Most of all, though, it was all the people problems that drove her downward and ultimately out of administration — the constant pressure from faculty colleagues (who turned on her in ways she had never experienced or foreseen) as well as from senior administrators, students, staﬀ members, alumni, donors, and, yes, parents. She quit within a year.
What struck her most about her brief reign was how unprepared she was for the types, scale, and severity of the
administrative challenges she faced.
New school. New city. New structure.
It can all feel so daunting. Especially if you're 18 years old, not really sure what program you should be in and unprepared for the demands of what your new post-secondary education reality truly is.
Many students lack the right knowledge, tools and resources to make an informed decision when choosing their higher ed path. Universities see about 14% of first year students drop out, in comparison to an even higher 20% at college, simply because it's just not the right fit.
Despite efforts to decrease attrition in North America, a PSE attrition rate of 30-40% has persisted for over 30 years. That means post-secondary institutions are suffering financial losses as first year students continue to drop out. But why aren't students finding the right fit?
In writing, there’s an adage that says, "Show don’t tell." The millennial students in my creative-writing classes are
immersed in a world that constantly tells them things, and then tells them those things are important.
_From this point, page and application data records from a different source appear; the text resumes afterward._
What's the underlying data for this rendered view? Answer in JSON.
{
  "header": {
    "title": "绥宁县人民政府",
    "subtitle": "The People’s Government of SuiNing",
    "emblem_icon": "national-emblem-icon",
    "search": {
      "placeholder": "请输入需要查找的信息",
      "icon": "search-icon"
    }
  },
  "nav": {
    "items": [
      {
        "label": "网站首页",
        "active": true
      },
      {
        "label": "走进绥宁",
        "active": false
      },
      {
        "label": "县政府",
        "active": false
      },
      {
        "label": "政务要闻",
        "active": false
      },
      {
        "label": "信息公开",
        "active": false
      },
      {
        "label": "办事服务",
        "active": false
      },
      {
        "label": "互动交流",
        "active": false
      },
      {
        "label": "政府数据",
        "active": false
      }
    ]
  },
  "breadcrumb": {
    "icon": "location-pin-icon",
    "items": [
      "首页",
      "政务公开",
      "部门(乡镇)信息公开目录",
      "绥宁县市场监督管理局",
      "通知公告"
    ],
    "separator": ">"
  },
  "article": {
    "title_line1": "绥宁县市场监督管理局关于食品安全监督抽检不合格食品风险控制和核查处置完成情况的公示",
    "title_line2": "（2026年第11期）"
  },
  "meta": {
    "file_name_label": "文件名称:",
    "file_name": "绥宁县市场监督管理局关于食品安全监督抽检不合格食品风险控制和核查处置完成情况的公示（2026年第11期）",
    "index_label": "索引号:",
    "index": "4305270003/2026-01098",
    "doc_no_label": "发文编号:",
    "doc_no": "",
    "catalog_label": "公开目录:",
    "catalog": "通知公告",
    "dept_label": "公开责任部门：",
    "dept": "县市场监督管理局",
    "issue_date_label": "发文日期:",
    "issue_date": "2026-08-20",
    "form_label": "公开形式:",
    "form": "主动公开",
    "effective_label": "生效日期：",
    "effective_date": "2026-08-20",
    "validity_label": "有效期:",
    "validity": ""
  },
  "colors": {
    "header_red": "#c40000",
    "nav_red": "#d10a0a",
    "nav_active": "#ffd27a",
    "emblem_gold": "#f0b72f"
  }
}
When I walk
into our classroom, I am just another voice telling them things.
It’s hard to differentiate my voice from the thousands of others talking at them — the 24-hour news cycle, the spam
emails, or the Twitter feed of a world leader or a pop star. Faced with such an incomprehensible volume of data, it
can be overwhelming to try separating the truly important from the things falsely labelled "important." Detachment
becomes a survival strategy.
The Halton Catholic District School Board may be on the verge of deflating one of the biggest bubbles in Canadian public education. Later this month, the school board will consider ending its French immersion program.
Many middle-class parents will find this heretical, as they have flocked to the program in droves over the last decade. But just as the GTA’s frenzied housing market experienced a much-needed return to sanity, it is high time for our schools to be released from the spell of French immersion.
French immersion programs started in the 1970s as a nation building effort in what had then become an officially bilingual country. For years, it remained a small boutique program within most school boards. However, within the last decade, enrolments across the country have exploded.
How students respond to failure is a strong predictor of future success.
Emerging research suggests that for students to fare better, they need to fail better. How students respond to failure is a strong predictor of future success, and the notion of resilience is increasingly prevalent in conversations about higher education. Resilience has a number of characteristics, including levels of persistence, effort, positive mindset, motivation and self-regulation.